DATASET ENTRIES.
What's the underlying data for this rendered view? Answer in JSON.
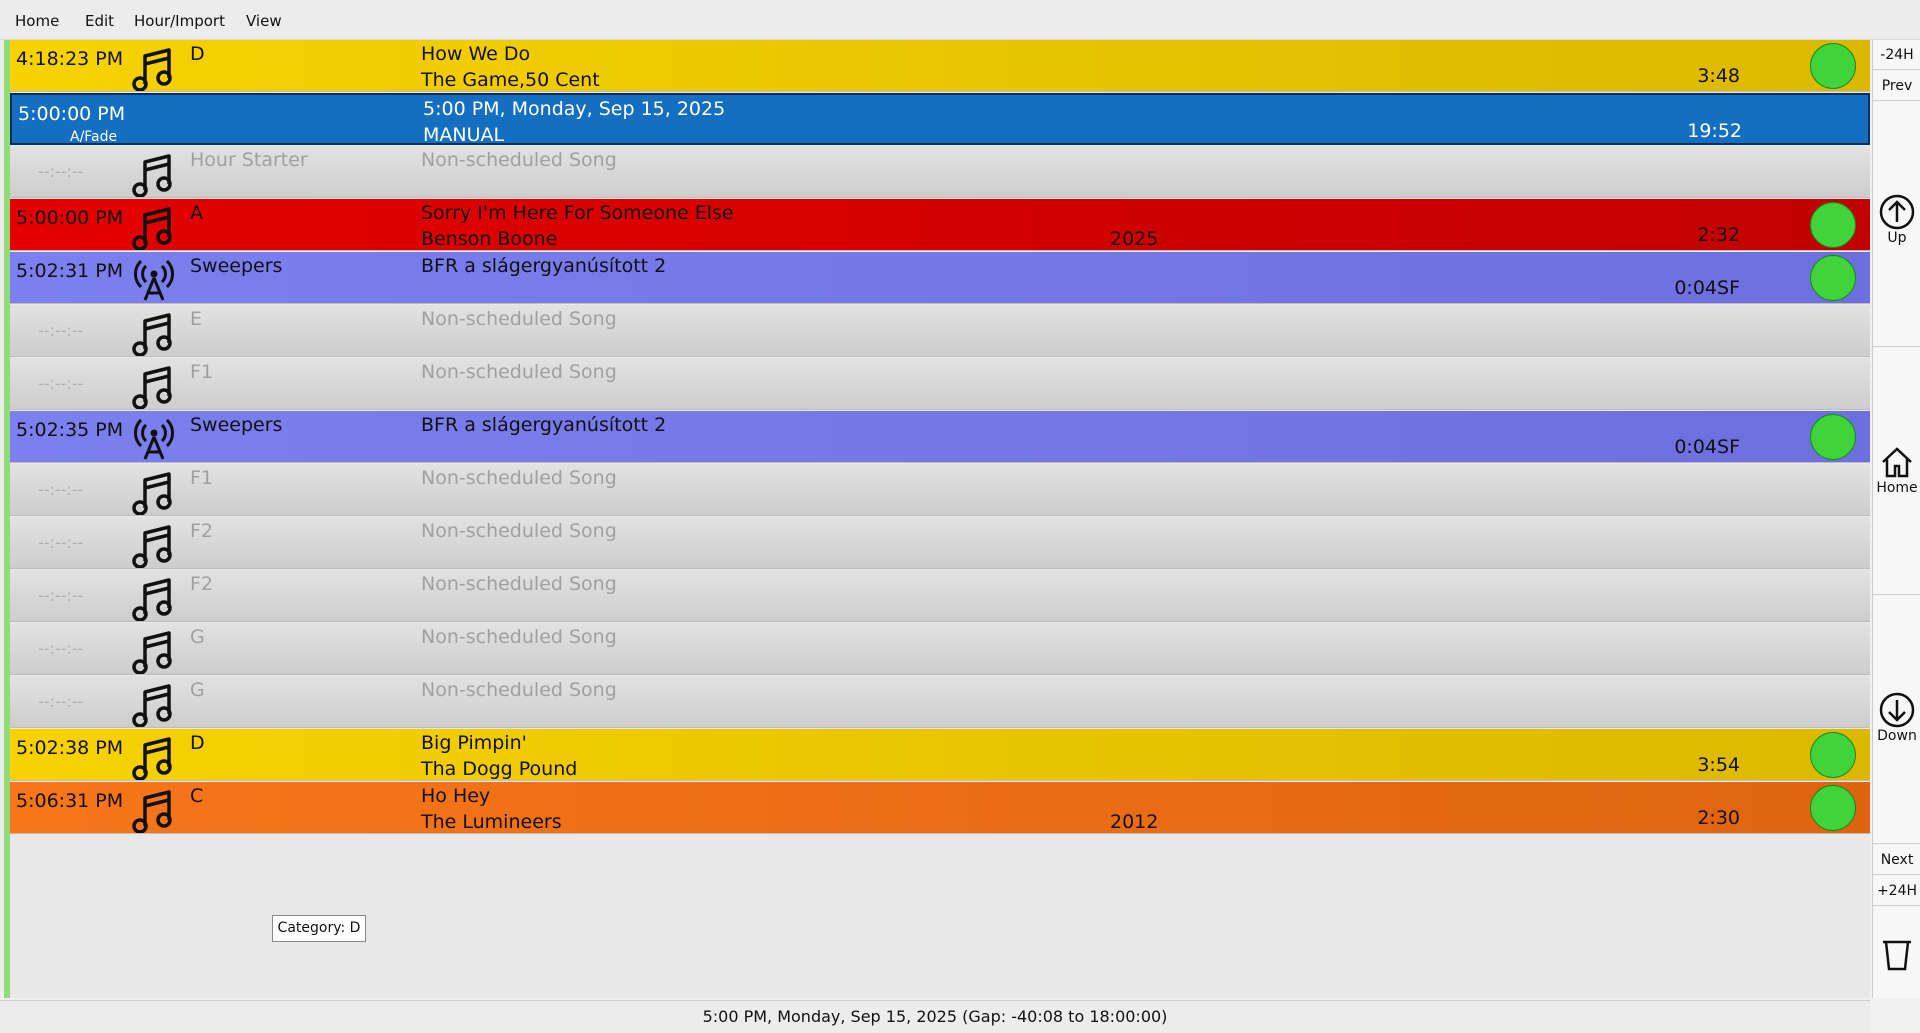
{
  "menu": {
    "home": "Home",
    "edit": "Edit",
    "hour_import": "Hour/Import",
    "view": "View"
  },
  "rows": [
    {
      "color": "yellow",
      "time": "4:18:23 PM",
      "icon": "music-note-icon",
      "cat": "D",
      "title": "How We Do",
      "artist": "The Game,50 Cent",
      "year": "",
      "dur": "3:48",
      "led": true
    },
    {
      "color": "blue",
      "time": "5:00:00 PM",
      "sub": "A/Fade",
      "icon": "",
      "cat": "",
      "title": "5:00 PM, Monday, Sep 15, 2025",
      "artist": "MANUAL",
      "year": "",
      "dur": "19:52",
      "led": false
    },
    {
      "color": "grey",
      "time": "--:--:--",
      "icon": "music-note-icon",
      "cat": "Hour Starter",
      "title": "Non-scheduled Song",
      "artist": "",
      "year": "",
      "dur": "",
      "led": false
    },
    {
      "color": "red",
      "time": "5:00:00 PM",
      "icon": "music-note-icon",
      "cat": "A",
      "title": "Sorry I'm Here For Someone Else",
      "artist": "Benson Boone",
      "year": "2025",
      "dur": "2:32",
      "led": true
    },
    {
      "color": "purple",
      "time": "5:02:31 PM",
      "icon": "antenna-icon",
      "cat": "Sweepers",
      "title": "BFR a slágergyanúsított 2",
      "artist": "",
      "year": "",
      "dur": "0:04SF",
      "led": true
    },
    {
      "color": "grey",
      "time": "--:--:--",
      "icon": "music-note-icon",
      "cat": "E",
      "title": "Non-scheduled Song",
      "artist": "",
      "year": "",
      "dur": "",
      "led": false
    },
    {
      "color": "grey",
      "time": "--:--:--",
      "icon": "music-note-icon",
      "cat": "F1",
      "title": "Non-scheduled Song",
      "artist": "",
      "year": "",
      "dur": "",
      "led": false
    },
    {
      "color": "purple",
      "time": "5:02:35 PM",
      "icon": "antenna-icon",
      "cat": "Sweepers",
      "title": "BFR a slágergyanúsított 2",
      "artist": "",
      "year": "",
      "dur": "0:04SF",
      "led": true
    },
    {
      "color": "grey",
      "time": "--:--:--",
      "icon": "music-note-icon",
      "cat": "F1",
      "title": "Non-scheduled Song",
      "artist": "",
      "year": "",
      "dur": "",
      "led": false
    },
    {
      "color": "grey",
      "time": "--:--:--",
      "icon": "music-note-icon",
      "cat": "F2",
      "title": "Non-scheduled Song",
      "artist": "",
      "year": "",
      "dur": "",
      "led": false
    },
    {
      "color": "grey",
      "time": "--:--:--",
      "icon": "music-note-icon",
      "cat": "F2",
      "title": "Non-scheduled Song",
      "artist": "",
      "year": "",
      "dur": "",
      "led": false
    },
    {
      "color": "grey",
      "time": "--:--:--",
      "icon": "music-note-icon",
      "cat": "G",
      "title": "Non-scheduled Song",
      "artist": "",
      "year": "",
      "dur": "",
      "led": false
    },
    {
      "color": "grey",
      "time": "--:--:--",
      "icon": "music-note-icon",
      "cat": "G",
      "title": "Non-scheduled Song",
      "artist": "",
      "year": "",
      "dur": "",
      "led": false
    },
    {
      "color": "yellow",
      "time": "5:02:38 PM",
      "icon": "music-note-icon",
      "cat": "D",
      "title": "Big Pimpin'",
      "artist": "Tha Dogg Pound",
      "year": "",
      "dur": "3:54",
      "led": true
    },
    {
      "color": "orange",
      "time": "5:06:31 PM",
      "icon": "music-note-icon",
      "cat": "C",
      "title": "Ho Hey",
      "artist": "The Lumineers",
      "year": "2012",
      "dur": "2:30",
      "led": true
    }
  ],
  "tooltip": "Category: D",
  "sidebar": {
    "minus24": "-24H",
    "prev": "Prev",
    "up": "Up",
    "home": "Home",
    "down": "Down",
    "next": "Next",
    "plus24": "+24H"
  },
  "status": "5:00 PM, Monday, Sep 15, 2025 (Gap: -40:08 to 18:00:00)"
}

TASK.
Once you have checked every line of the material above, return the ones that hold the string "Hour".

ANSWER SECTION.
    "hour_import": "Hour/Import",
      "cat": "Hour Starter",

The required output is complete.